On 24 April 2015, the Australian Consumer and Competition Commission (ACCC) granted authorisation for Edition 18 of the Medicines Australia Code of Conduct (Code). This edition of the Code significantly strengthens the current reporting requirements and comes with the condition that before 1 October 2016 the Code will be further amended to include a requirement that member companies will need to ensure that a transfer of value or benefit will be able to be individually reported.

By way of background, the Code prescribes the standards for ethical marketing and promotion of prescription pharmaceutical products in Australia, acting to compliment legislative requirements found in the Therapeutic Goods Act 1989 (Cth) (TGA) and the Therapeutic Goods Regulations 1990 (Cth). It includes provisions which govern standards for appropriate advertising, the behaviour of pharmaceutical representatives and relationships with healthcare professionals (HCPs). It is revised on a triennial basis to ensure that it is a reflection of current community and professional standards and given that it concerns anticompetitive practices, it must be authorised by the ACCC. 

The most notable amendment to Edition 18 of the Code is the new and expanded transparency regime, which includes more rigorous disclosure requirements. The ACCC has previously made a number of strong statements as to the level of transparency they expect in future editions of the Code to impose, so it did not come as a surprise that the revisions made to edition 18 of the Code focused on moving towards increased transparency, particularly in relation to benefits provided by companies to HCPs. Further, it was not an unexpected turn of events when the ACCC refused to grant approval to the new edition of the Code unless certain amendments were made to further increase transparency. After a number of months of uncertainty, the ACCC has approved the new edition of the Code subject to an important condition. That condition is discussed further below. 

Pursuant to edition 18 of the Code, all “transfers of value” from pharmaceutical companies to individual HCPs will need to be reported. “Transfers of value” is defined as a transfer of anything that would have a value to the recipient from the perspective of general community standards and value.
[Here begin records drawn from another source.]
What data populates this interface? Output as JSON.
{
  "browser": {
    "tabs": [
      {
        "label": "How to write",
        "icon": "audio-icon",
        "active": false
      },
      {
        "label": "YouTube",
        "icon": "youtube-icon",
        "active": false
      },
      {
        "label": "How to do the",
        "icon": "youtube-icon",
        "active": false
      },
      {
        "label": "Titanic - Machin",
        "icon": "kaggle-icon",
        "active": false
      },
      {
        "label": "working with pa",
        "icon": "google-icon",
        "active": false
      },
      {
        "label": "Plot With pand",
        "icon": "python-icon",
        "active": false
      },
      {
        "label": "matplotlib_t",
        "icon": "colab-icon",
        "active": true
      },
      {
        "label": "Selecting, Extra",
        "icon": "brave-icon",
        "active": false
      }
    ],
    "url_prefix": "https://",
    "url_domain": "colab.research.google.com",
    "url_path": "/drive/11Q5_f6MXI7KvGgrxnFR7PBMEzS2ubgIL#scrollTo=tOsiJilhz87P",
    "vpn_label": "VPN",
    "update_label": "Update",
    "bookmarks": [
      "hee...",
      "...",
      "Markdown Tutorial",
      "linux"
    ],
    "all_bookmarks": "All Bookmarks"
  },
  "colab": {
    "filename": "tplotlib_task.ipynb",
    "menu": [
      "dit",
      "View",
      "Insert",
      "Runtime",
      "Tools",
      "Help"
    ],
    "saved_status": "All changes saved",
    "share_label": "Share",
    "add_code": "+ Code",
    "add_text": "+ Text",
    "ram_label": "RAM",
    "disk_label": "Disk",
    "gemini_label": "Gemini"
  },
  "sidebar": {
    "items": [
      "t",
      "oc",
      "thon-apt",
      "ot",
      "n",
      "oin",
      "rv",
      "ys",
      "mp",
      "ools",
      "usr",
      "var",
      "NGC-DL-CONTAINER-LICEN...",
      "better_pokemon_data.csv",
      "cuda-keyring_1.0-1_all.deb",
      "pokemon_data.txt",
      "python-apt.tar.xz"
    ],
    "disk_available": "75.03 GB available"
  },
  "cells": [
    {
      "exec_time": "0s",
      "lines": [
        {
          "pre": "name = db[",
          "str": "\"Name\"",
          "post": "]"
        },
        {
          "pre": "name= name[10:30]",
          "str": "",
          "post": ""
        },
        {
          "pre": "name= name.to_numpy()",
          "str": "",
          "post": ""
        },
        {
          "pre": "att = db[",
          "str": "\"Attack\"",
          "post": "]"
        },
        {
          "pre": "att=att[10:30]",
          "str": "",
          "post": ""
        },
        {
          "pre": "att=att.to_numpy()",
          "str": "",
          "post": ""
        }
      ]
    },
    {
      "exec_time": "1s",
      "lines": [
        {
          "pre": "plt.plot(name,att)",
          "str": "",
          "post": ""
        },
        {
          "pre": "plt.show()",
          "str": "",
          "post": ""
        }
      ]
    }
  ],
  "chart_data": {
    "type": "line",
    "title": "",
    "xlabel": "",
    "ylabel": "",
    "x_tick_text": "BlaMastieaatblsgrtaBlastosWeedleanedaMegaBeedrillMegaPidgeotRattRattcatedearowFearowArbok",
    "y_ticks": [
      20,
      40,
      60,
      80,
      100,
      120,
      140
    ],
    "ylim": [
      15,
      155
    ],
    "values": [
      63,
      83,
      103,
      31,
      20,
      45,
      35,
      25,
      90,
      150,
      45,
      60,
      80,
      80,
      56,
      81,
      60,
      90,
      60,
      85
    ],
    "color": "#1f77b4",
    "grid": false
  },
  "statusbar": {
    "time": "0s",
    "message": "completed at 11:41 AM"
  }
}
It would include such things as speaking fees, advisory board fees, or sponsorships to attend a conference. Under the new reporting regime, a report for a ‘transfer’ must indicate the HCP’s name, a description of the service or event and an itemised account of the payment and/or value of the “transfer.” However, where a HCP refuses to give consent to the disclosure then the individual payment can be reported in aggregate. 

In their draft determination handed down on 17 October 2014, the ACCC were critical of the ability to circumvent the disclosure requirements by only reporting the aggregate value of the transfer if consent was not given by the HCP. Accordingly, the ACCC has imposed a condition that before providing a benefit to a HCP, a member company will need to ensure that the benefit will be able to be individually reported. The condition is not effective immediately, rather requiring Medicines Australia to amend the Code before 1 October 2016 to mandate the reporting of all transfers of value.

The new edition of the Code also includes a number of other significant amendments in relation to the provision of benefits to HCPs, including a maximum cap of $120 on the cost for meals and beverages (excluding GST and gratuities) provided by a company to a HCP within Australia. Given the introduction of this maximum limit, the new transparency model does not require reporting of food and beverages provided to HCPs.

From a practical perspective, the new disclosure regime may reduce the readiness of HCPs to accept ‘transfers of value’ (and arguably achieve the purpose behind the transparency provision). However, the more pressing concerns are the legal ramifications of mandatory disclosure. The regime is likely to present substantial data privacy issues for companies, particularly given the HCP data will be made publicly available. This will certainly be an issue that companies will need to look at closely to ensure compliance with Australia’s Privacy Act.